With Africa’s economy scheduled to shrink for the first time in 25 years, boosting trade between African countries will be crucial to offsetting the dire economic impacts of Covid-19, says a new report from London-based think tank ODI.
Across the world policies to address the pandemic have limited and halted work and mobility, and as a result value chains and trade have slowed. While uncertainty remains over the total costs of the virus across Africa, estimates suggest anything from $29 billion to $120 billion might be wiped from the continent’s economy.

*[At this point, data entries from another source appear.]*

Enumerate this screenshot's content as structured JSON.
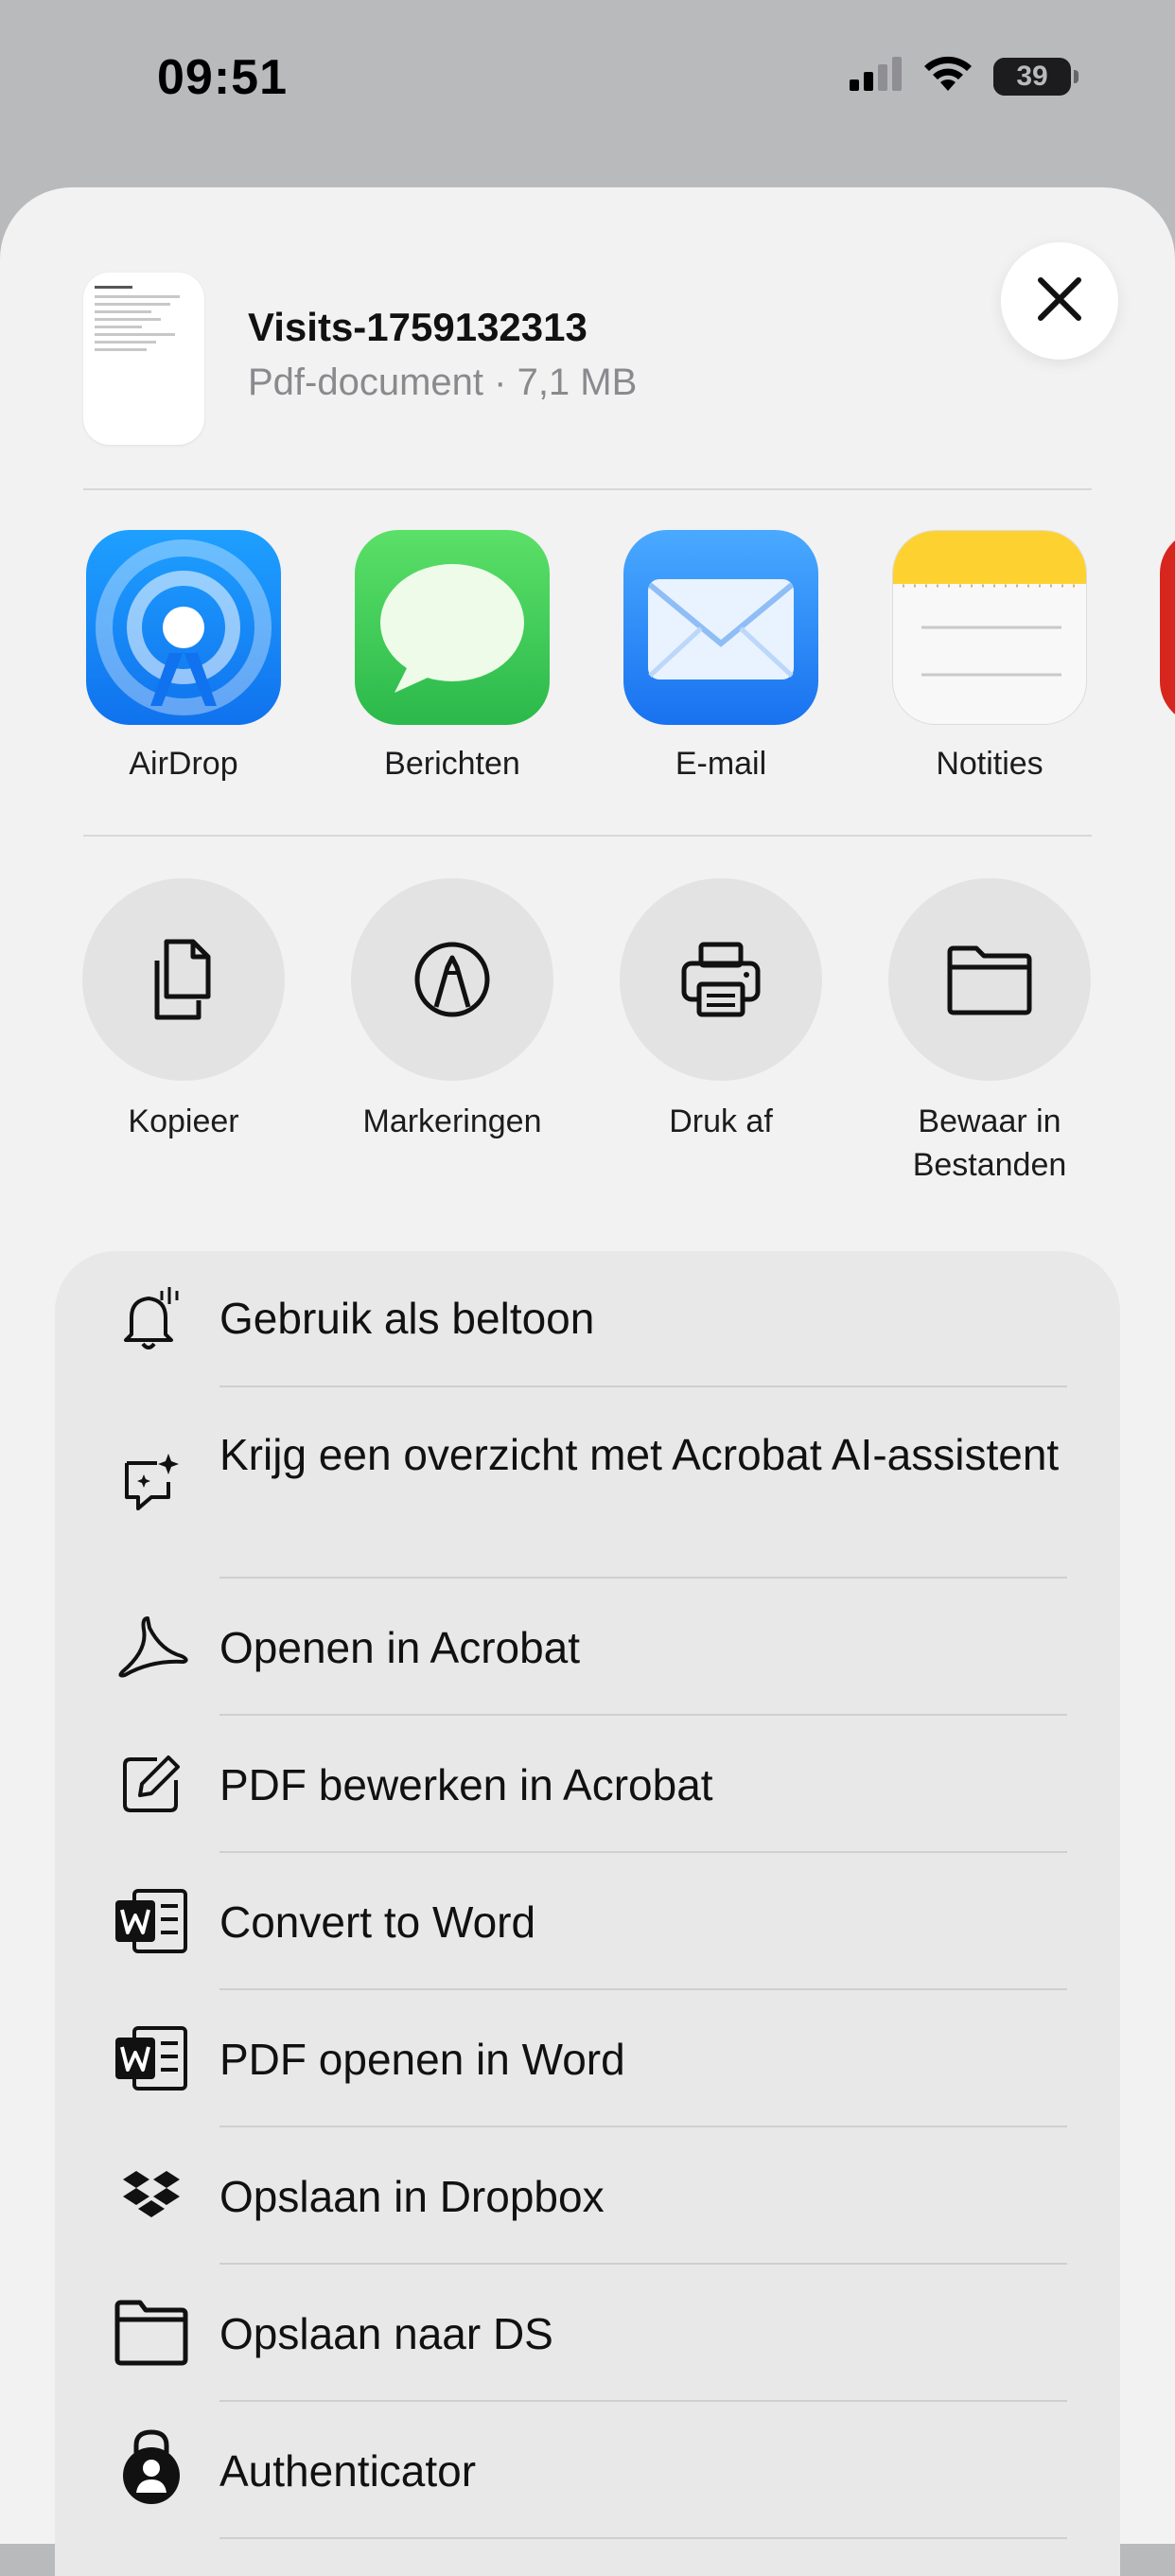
{
  "status_bar": {
    "time": "09:51",
    "battery_level": "39"
  },
  "share_sheet": {
    "document": {
      "title": "Visits-1759132313",
      "subtitle": "Pdf-document · 7,1 MB"
    },
    "apps": [
      {
        "label": "AirDrop",
        "icon": "airdrop-icon"
      },
      {
        "label": "Berichten",
        "icon": "messages-icon"
      },
      {
        "label": "E-mail",
        "icon": "mail-icon"
      },
      {
        "label": "Notities",
        "icon": "notes-icon"
      }
    ],
    "actions": [
      {
        "label": "Kopieer",
        "icon": "copy-icon"
      },
      {
        "label": "Markeringen",
        "icon": "markup-icon"
      },
      {
        "label": "Druk af",
        "icon": "print-icon"
      },
      {
        "label": "Bewaar in Bestanden",
        "icon": "folder-icon"
      }
    ],
    "list": [
      {
        "label": "Gebruik als beltoon",
        "icon": "bell-icon"
      },
      {
        "label": "Krijg een overzicht met Acrobat AI-assistent",
        "icon": "ai-assistant-icon"
      },
      {
        "label": "Openen in Acrobat",
        "icon": "acrobat-icon"
      },
      {
        "label": "PDF bewerken in Acrobat",
        "icon": "edit-icon"
      },
      {
        "label": "Convert to Word",
        "icon": "word-icon"
      },
      {
        "label": "PDF openen in Word",
        "icon": "word-icon"
      },
      {
        "label": "Opslaan in Dropbox",
        "icon": "dropbox-icon"
      },
      {
        "label": "Opslaan naar DS",
        "icon": "folder-icon"
      },
      {
        "label": "Authenticator",
        "icon": "authenticator-icon"
      }
    ]
  },
  "colors": {
    "airdrop": "#1e8cf5",
    "messages": "#34c759",
    "mail": "#2a8af6",
    "notes_header": "#fdd130"
  }
}
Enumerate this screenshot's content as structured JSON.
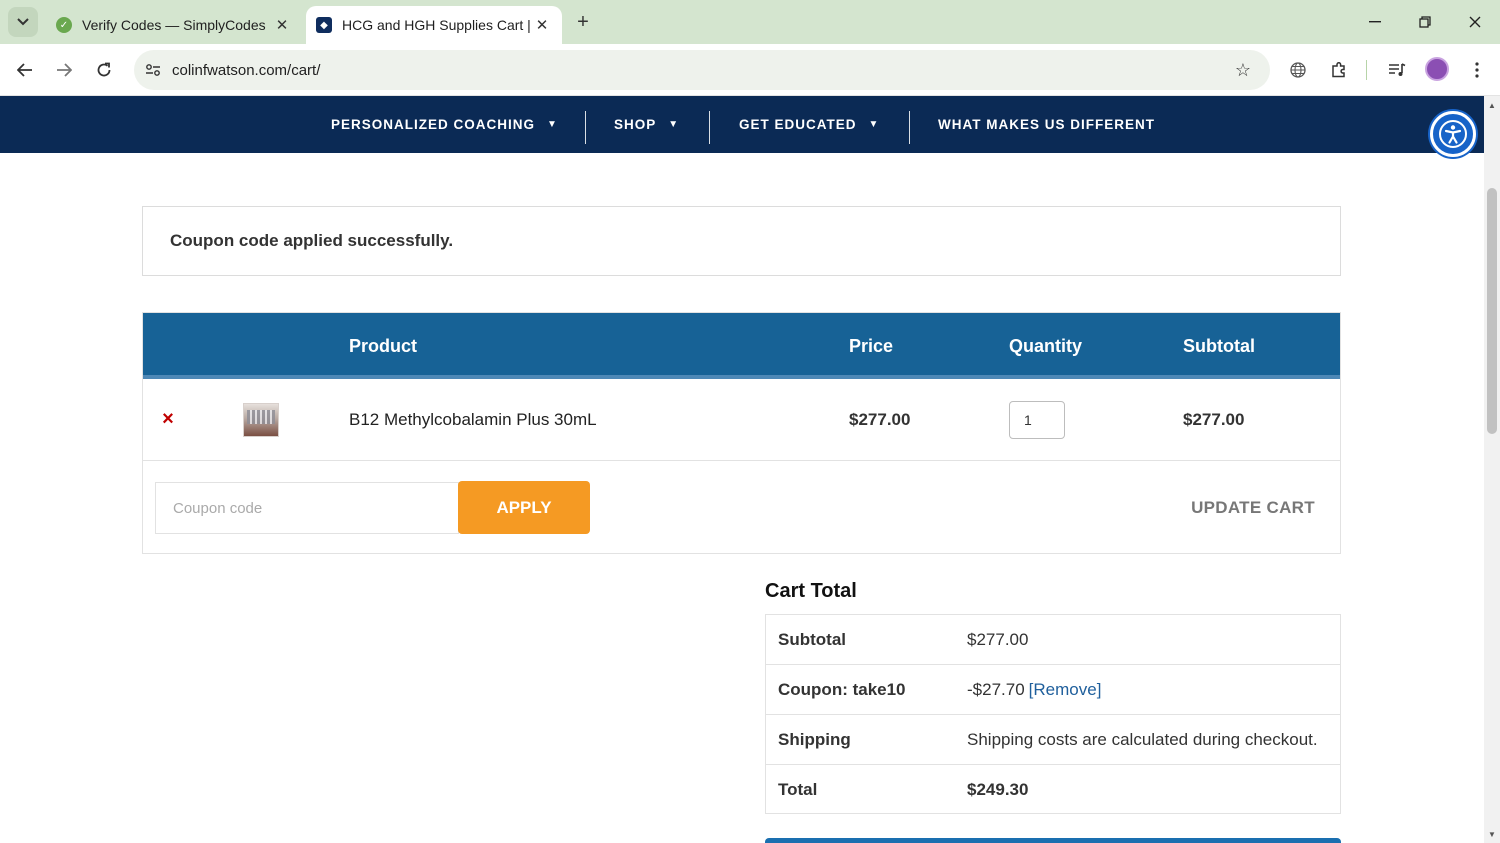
{
  "browser": {
    "tabs": [
      {
        "title": "Verify Codes — SimplyCodes",
        "active": false
      },
      {
        "title": "HCG and HGH Supplies Cart | C",
        "active": true
      }
    ],
    "new_tab_glyph": "+",
    "url": "colinfwatson.com/cart/"
  },
  "nav": {
    "items": [
      {
        "label": "PERSONALIZED COACHING",
        "has_dropdown": true
      },
      {
        "label": "SHOP",
        "has_dropdown": true
      },
      {
        "label": "GET EDUCATED",
        "has_dropdown": true
      },
      {
        "label": "WHAT MAKES US DIFFERENT",
        "has_dropdown": false
      }
    ]
  },
  "notice": {
    "text": "Coupon code applied successfully."
  },
  "cart": {
    "headers": {
      "product": "Product",
      "price": "Price",
      "quantity": "Quantity",
      "subtotal": "Subtotal"
    },
    "items": [
      {
        "remove_glyph": "×",
        "name": "B12 Methylcobalamin Plus 30mL",
        "price": "$277.00",
        "quantity": "1",
        "subtotal": "$277.00"
      }
    ],
    "coupon_placeholder": "Coupon code",
    "apply_label": "APPLY",
    "update_label": "UPDATE CART"
  },
  "totals": {
    "title": "Cart Total",
    "subtotal_label": "Subtotal",
    "subtotal_value": "$277.00",
    "coupon_label": "Coupon: take10",
    "coupon_value": "-$27.70",
    "coupon_remove": "[Remove]",
    "shipping_label": "Shipping",
    "shipping_value": "Shipping costs are calculated during checkout.",
    "total_label": "Total",
    "total_value": "$249.30"
  },
  "colors": {
    "nav_bg": "#0b2a55",
    "table_header_bg": "#176296",
    "apply_button": "#f59a23",
    "remove_x": "#c00000",
    "link": "#1f5f9c",
    "accessibility_button": "#1763c8"
  }
}
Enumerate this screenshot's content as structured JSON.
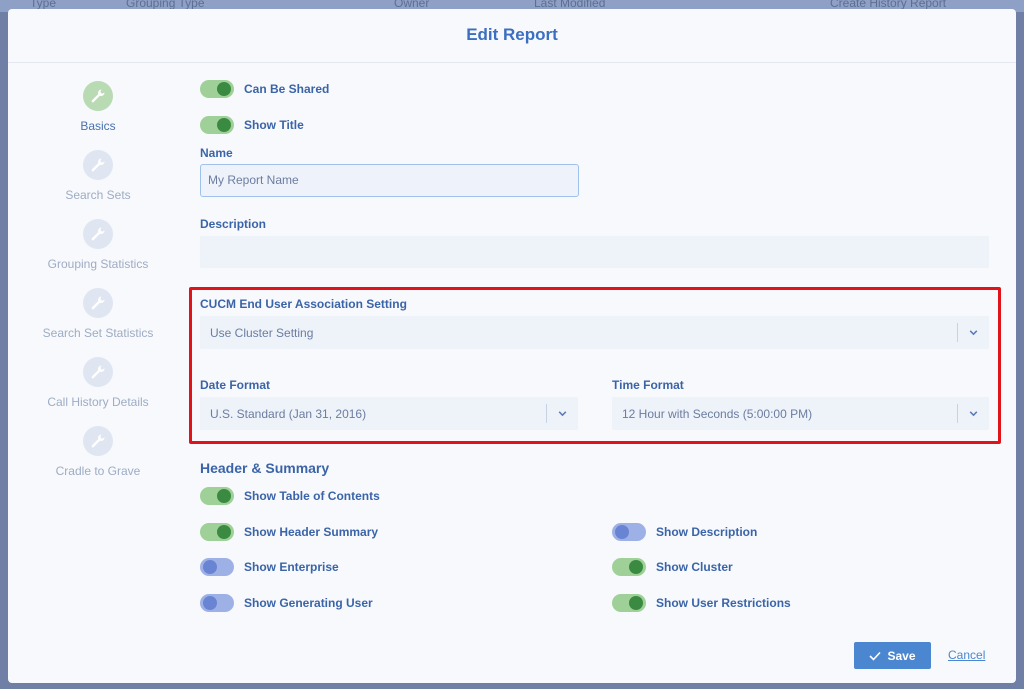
{
  "background": {
    "columns": [
      "Type",
      "Grouping Type",
      "Owner",
      "Last Modified",
      "Create History Report"
    ]
  },
  "modal": {
    "title": "Edit Report"
  },
  "sidebar": {
    "items": [
      {
        "label": "Basics",
        "icon": "wrench-icon",
        "active": true
      },
      {
        "label": "Search Sets",
        "icon": "wrench-icon",
        "active": false
      },
      {
        "label": "Grouping Statistics",
        "icon": "wrench-icon",
        "active": false
      },
      {
        "label": "Search Set Statistics",
        "icon": "wrench-icon",
        "active": false
      },
      {
        "label": "Call History Details",
        "icon": "wrench-icon",
        "active": false
      },
      {
        "label": "Cradle to Grave",
        "icon": "wrench-icon",
        "active": false
      }
    ]
  },
  "basics": {
    "can_be_shared": {
      "label": "Can Be Shared",
      "on": true
    },
    "show_title": {
      "label": "Show Title",
      "on": true
    },
    "name_label": "Name",
    "name_value": "My Report Name",
    "description_label": "Description",
    "description_value": ""
  },
  "settings": {
    "cucm_label": "CUCM End User Association Setting",
    "cucm_value": "Use Cluster Setting",
    "date_format_label": "Date Format",
    "date_format_value": "U.S. Standard (Jan 31, 2016)",
    "time_format_label": "Time Format",
    "time_format_value": "12 Hour with Seconds (5:00:00 PM)"
  },
  "header_summary": {
    "heading": "Header & Summary",
    "toggles": [
      {
        "label": "Show Table of Contents",
        "on": true
      },
      {
        "label": "Show Header Summary",
        "on": true
      },
      {
        "label": "Show Description",
        "on": false
      },
      {
        "label": "Show Enterprise",
        "on": false
      },
      {
        "label": "Show Cluster",
        "on": true
      },
      {
        "label": "Show Generating User",
        "on": false
      },
      {
        "label": "Show User Restrictions",
        "on": true
      }
    ]
  },
  "footer": {
    "save_label": "Save",
    "cancel_label": "Cancel"
  },
  "colors": {
    "accent": "#3b6fc1",
    "toggle_on": "#3a8a42",
    "toggle_off": "#6a84d4",
    "highlight": "#e0121a",
    "save_button": "#4b87d0"
  }
}
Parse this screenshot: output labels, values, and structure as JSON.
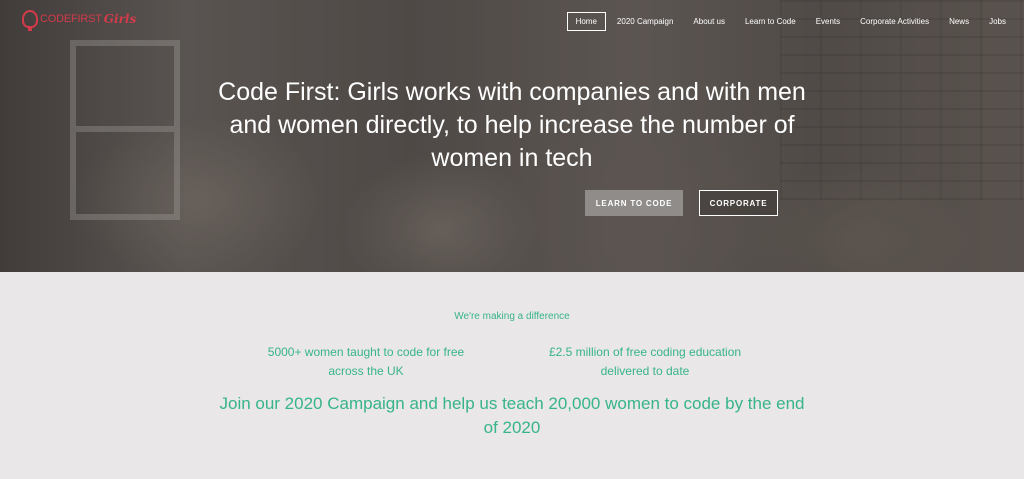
{
  "logo": {
    "text": "CODEFIRST",
    "text2": "Girls"
  },
  "nav": {
    "items": [
      {
        "label": "Home"
      },
      {
        "label": "2020 Campaign"
      },
      {
        "label": "About us"
      },
      {
        "label": "Learn to Code"
      },
      {
        "label": "Events"
      },
      {
        "label": "Corporate Activities"
      },
      {
        "label": "News"
      },
      {
        "label": "Jobs"
      }
    ],
    "active": "Home"
  },
  "hero": {
    "headline": "Code First: Girls works with companies and with men and women directly, to help increase the number of women in tech",
    "learn_button": "LEARN TO CODE",
    "corporate_button": "CORPORATE"
  },
  "impact": {
    "heading": "We're making a difference",
    "stat_1": "5000+ women taught to code for free across the UK",
    "stat_2": "£2.5 million of free coding education delivered to date",
    "campaign": "Join our 2020 Campaign and help us teach 20,000 women to code by the end of 2020"
  },
  "colors": {
    "accent": "#37b48b",
    "brand": "#d33a4a",
    "background": "#e9e7e7"
  }
}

ODI’s researchers found that the EU and the UK are important for the integration of African firms into global supply chains - and that the pandemic’s impact of African trade is closely linked to how fast their production and trade recover. In contrast, Chinese economic recovery is likely to have a less significant direct effect.
Significantly, the researchers found that intra-African trade will be crucial to the continent’s recovery and building economic resilience in the medium to long term. Notably, their report restates the case for the much-vaunted African Continental Free Trade Area (AfCFTA).
Maximiliano Mendez-Parra, Senior Research Fellow at ODI, says “The COVID-19 pandemic has highlighted the importance of implementing and continuing the negotiations of the AfCFTA. However, the pandemic has also lessened some countries’ preparedness for implementing the agreement. It is important to avoid a protectionist approach to dealing with the crisis and instead move towards strengthening intra-Africa integration.”
In particular, the report examined the heavy import dependency and vulnerability of Africa’s pharmaceutical sector, which has been exposed by Covid-19. All African countries are net importers of medical and pharmaceutical products, importing almost 100% of their pharmaceuticals.
Pharmaceutical supplies across Africa are being affected by export restrictions imposed by other countries and lower access to medicine supplies as a result of shutdowns of manufacturing facilities in China and India, as well as increased prices of raw materials. This reliance on imported pharmaceuticals have put them in a perilous position to access essential medical supplies, not to mention the impact on secondary pharmaceutical manufacturing within Africa.
Karishma Banga, Research Fellow at ODI, says ''Freer movement of essential goods on the continent, as well as implementation of digital trade facilitation and e-commerce, will help enhance the production of pharmaceuticals and boost intra-regional trade in the sector.''